A new regional framework provides a systematic approach and tools for meeting housing needs across SLO County communities.
The Regional Housing & Infrastructure Framework builds on the trailblazing commitment by SLO County, all seven cities and the SLO Council of Governments in a 2020 Regional Compact to develop the housing supply and infrastructure needed to support economic prosperity — bringing in the research, analysis and cross-sector collaboration to put the commitment into action.
REACH coordinated stakeholder engagement on the framework (originally called the Housing & Infrastructure Plan, or HIP) with input collected from a range of more than 150 planners, builders, nonprofit housing developers and elected officials.
What it does (in a nutshell):
- Identifies where building new homes makes the most sense (generally, areas with the roads, water and wastewater service to support growth)
- Highlights where regional funding can be directed to unlock new development, i.e., infrastructure projects that would support new housing
- Identifies potential sources of funding for those projects along with a roadmap for pursuing them
- Provides a menu of policies jurisdictions can employ to promote affordable by design development, such as zoning, design standards, and permitting processes.
Why do we need more housing? What’s already happening across the county? Get the answers to these questions and more in our quick primer on housing in SLO County.
“It’s long been clear that no one entity can solve the region’s housing challenges. By pulling together more than 150 stakeholders in local government, building and development, and housing advocacy groups with new studies and robust analysis, this approach holds great promise for moving the needle.”
“Local government can’t fix this problem all by themselves so that’s why we came together to look at it on a regional scale.”
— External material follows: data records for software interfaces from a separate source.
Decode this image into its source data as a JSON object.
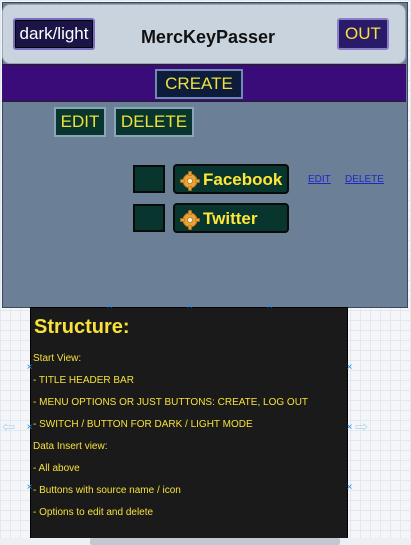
{
  "header": {
    "theme_toggle_label": "dark/light",
    "app_title": "MercKeyPasser",
    "logout_label": "OUT"
  },
  "menu": {
    "create_label": "CREATE"
  },
  "actions": {
    "edit_label": "EDIT",
    "delete_label": "DELETE"
  },
  "sources": [
    {
      "name": "Facebook",
      "icon": "gear-icon",
      "edit_link": "EDIT",
      "delete_link": "DELETE"
    },
    {
      "name": "Twitter",
      "icon": "gear-icon"
    }
  ],
  "structure_note": {
    "title": "Structure:",
    "lines": [
      "Start View:",
      "- TITLE HEADER BAR",
      "- MENU OPTIONS OR JUST BUTTONS: CREATE, LOG OUT",
      "- SWITCH / BUTTON FOR DARK / LIGHT MODE",
      "Data Insert view:",
      "- All above",
      "- Buttons with source name / icon",
      "- Options to edit and delete"
    ]
  },
  "colors": {
    "app_background": "#6b7f96",
    "menu_bar": "#3a0c7a",
    "accent_text": "#f7e13a",
    "button_fill": "#08362f",
    "link": "#1c28c8"
  }
}
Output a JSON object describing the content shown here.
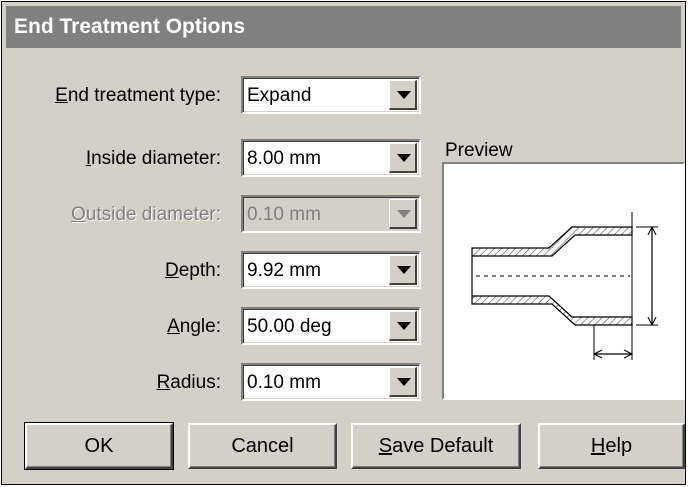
{
  "dialog": {
    "title": "End Treatment Options"
  },
  "fields": {
    "end_treatment_type": {
      "label_u": "E",
      "label_rest": "nd treatment type:",
      "value": "Expand"
    },
    "inside_diameter": {
      "label_u": "I",
      "label_rest": "nside diameter:",
      "value": "8.00 mm"
    },
    "outside_diameter": {
      "label_u": "O",
      "label_rest": "utside diameter:",
      "value": "0.10 mm",
      "disabled": true
    },
    "depth": {
      "label_u": "D",
      "label_rest": "epth:",
      "value": "9.92 mm"
    },
    "angle": {
      "label_u": "A",
      "label_rest": "ngle:",
      "value": "50.00 deg"
    },
    "radius": {
      "label_u": "R",
      "label_rest": "adius:",
      "value": "0.10 mm"
    }
  },
  "preview": {
    "label": "Preview"
  },
  "buttons": {
    "ok": "OK",
    "cancel": "Cancel",
    "save_default_u": "S",
    "save_default_rest": "ave Default",
    "help_u": "H",
    "help_rest": "elp"
  },
  "icons": {
    "dropdown": "chevron-down-icon"
  }
}
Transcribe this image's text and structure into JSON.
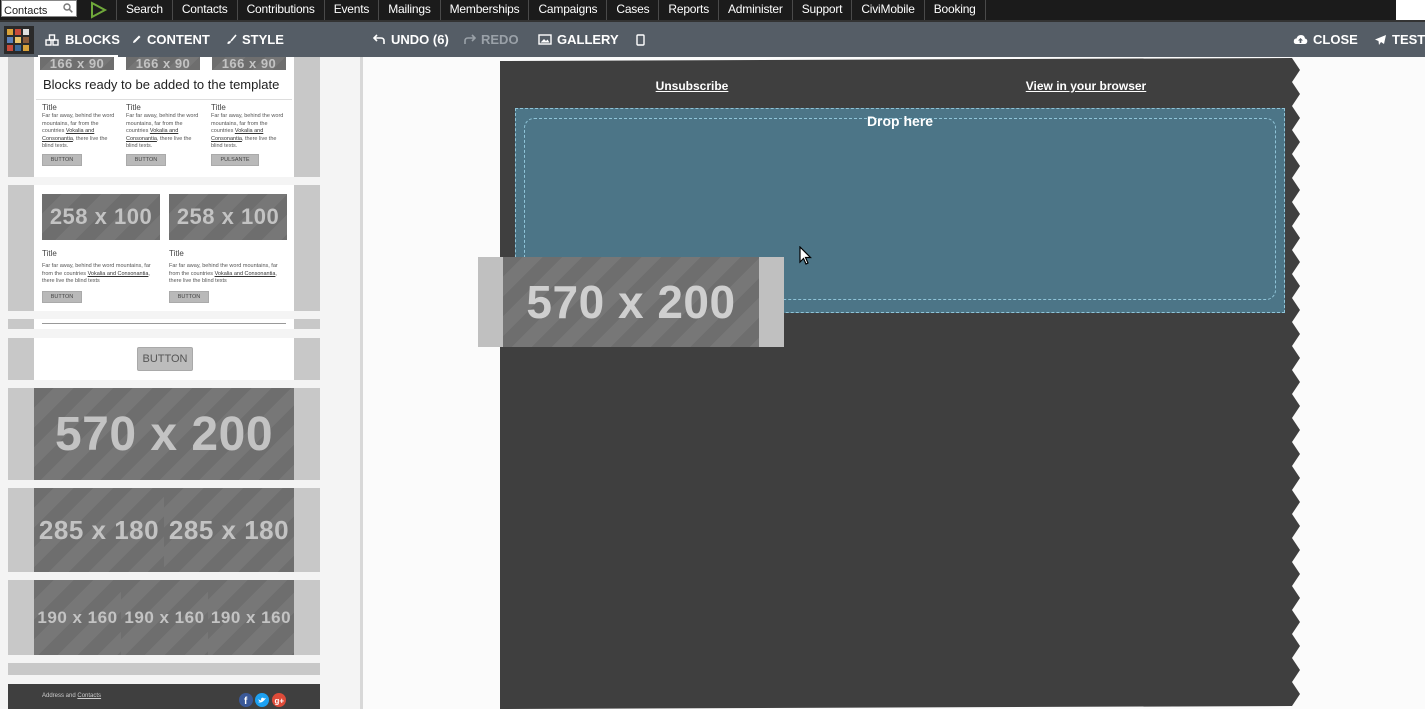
{
  "civi_menu": {
    "search_placeholder": "Contacts",
    "items": [
      "Search",
      "Contacts",
      "Contributions",
      "Events",
      "Mailings",
      "Memberships",
      "Campaigns",
      "Cases",
      "Reports",
      "Administer",
      "Support",
      "CiviMobile",
      "Booking"
    ]
  },
  "toolbar": {
    "blocks": "BLOCKS",
    "content": "CONTENT",
    "style": "STYLE",
    "undo": "UNDO (6)",
    "redo": "REDO",
    "gallery": "GALLERY",
    "close": "CLOSE",
    "test": "TEST"
  },
  "left_panel": {
    "tooltip": "Blocks ready to be added to the template",
    "triple_block": {
      "top_placeholder": "166 x 90",
      "columns": [
        {
          "title": "Title",
          "text": "Far far away, behind the word mountains, far from the countries",
          "links": [
            "Vokalia and",
            "Consonantia"
          ],
          "text_end": ", there live the blind texts.",
          "button": "BUTTON"
        },
        {
          "title": "Title",
          "text": "Far far away, behind the word mountains, far from the countries",
          "links": [
            "Vokalia and",
            "Consonantia"
          ],
          "text_end": ", there live the blind texts.",
          "button": "BUTTON"
        },
        {
          "title": "Title",
          "text": "Far far away, behind the word mountains, far from the countries",
          "links": [
            "Vokalia and",
            "Consonantia"
          ],
          "text_end": ", there live the blind texts.",
          "button": "PULSANTE"
        }
      ]
    },
    "double_block": {
      "placeholder": "258 x 100",
      "columns": [
        {
          "title": "Title",
          "text": "Far far away, behind the word mountains, far from the countries",
          "link": "Vokalia and Consonantia",
          "text_end": ", there live the blind texts",
          "button": "BUTTON"
        },
        {
          "title": "Title",
          "text": "Far far away, behind the word mountains, far from the countries",
          "link": "Vokalia and Consonantia",
          "text_end": ", there live the blind texts",
          "button": "BUTTON"
        }
      ]
    },
    "button_block": "BUTTON",
    "image_block": "570 x 200",
    "double_image": "285 x 180",
    "triple_image": "190 x 160",
    "footer": {
      "address": "Address and",
      "contacts_link": "Contacts"
    }
  },
  "email": {
    "unsubscribe": "Unsubscribe",
    "view_browser": "View in your browser",
    "drop_here": "Drop here",
    "dragged_block": "570 x 200"
  },
  "colors": {
    "menu_bg": "#1b1b1b",
    "toolbar_bg": "#555d66",
    "email_bg": "#3f3f3f",
    "drop_zone": "#4c7587"
  }
}
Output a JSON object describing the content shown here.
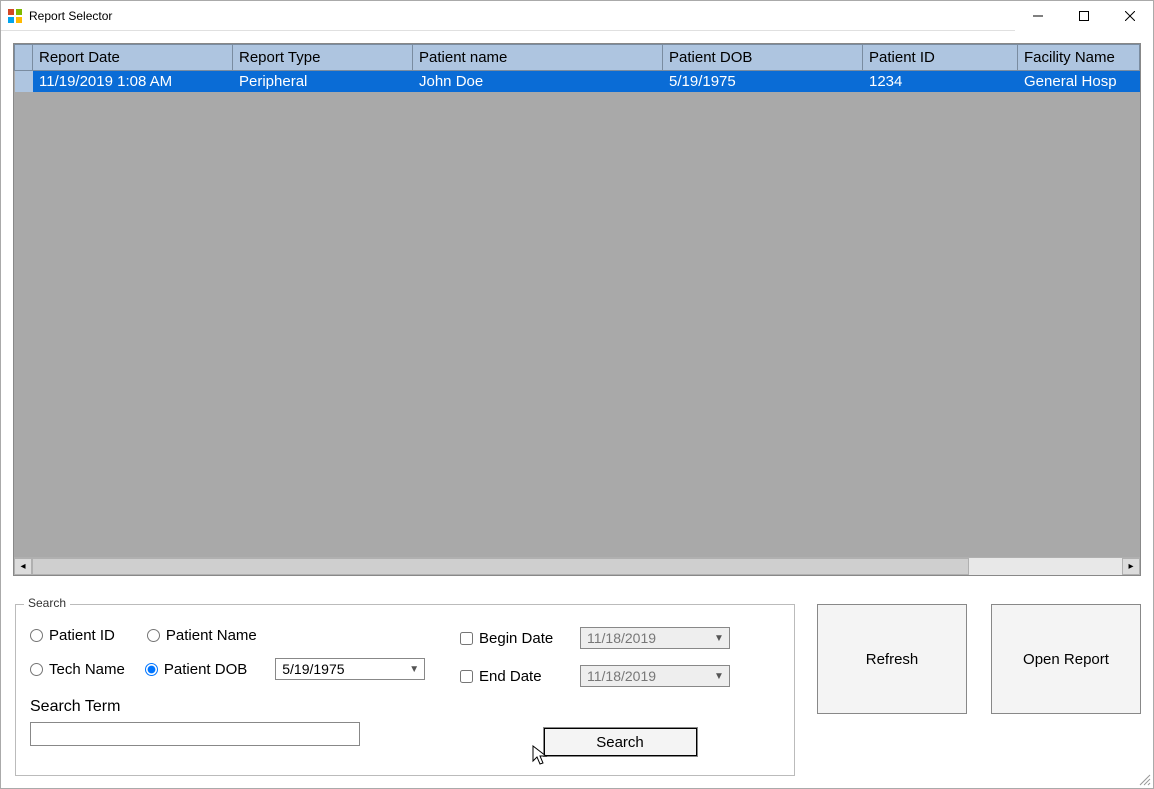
{
  "window": {
    "title": "Report Selector"
  },
  "grid": {
    "columns": [
      "Report Date",
      "Report Type",
      "Patient name",
      "Patient DOB",
      "Patient ID",
      "Facility Name"
    ],
    "rows": [
      {
        "report_date": "11/19/2019 1:08 AM",
        "report_type": "Peripheral",
        "patient_name": "John Doe",
        "patient_dob": "5/19/1975",
        "patient_id": "1234",
        "facility_name": "General Hosp"
      }
    ]
  },
  "search": {
    "legend": "Search",
    "radios": {
      "patient_id": "Patient ID",
      "patient_name": "Patient Name",
      "tech_name": "Tech Name",
      "patient_dob": "Patient DOB"
    },
    "dob_combo": "5/19/1975",
    "begin_date": {
      "label": "Begin Date",
      "value": "11/18/2019"
    },
    "end_date": {
      "label": "End Date",
      "value": "11/18/2019"
    },
    "search_term_label": "Search Term",
    "search_term_value": "",
    "search_button": "Search"
  },
  "buttons": {
    "refresh": "Refresh",
    "open_report": "Open Report"
  }
}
“I’m really happy with the way this has come out. It’s a really good planning tool that the builders and the planners can start using right away.”
Led by SLOCOG, developing the framework was a wide-ranging project involving elected officials, city managers and planning/community development staff, builders, developers and housing advocacy groups.
REACH and Carolyn Berg — a primary architect of the 2020 compact — supported SLOCOG in building the cross-sector engagement crucial to the framework’s success.
A multi-stakeholder steering committee guided progress and broader engagement.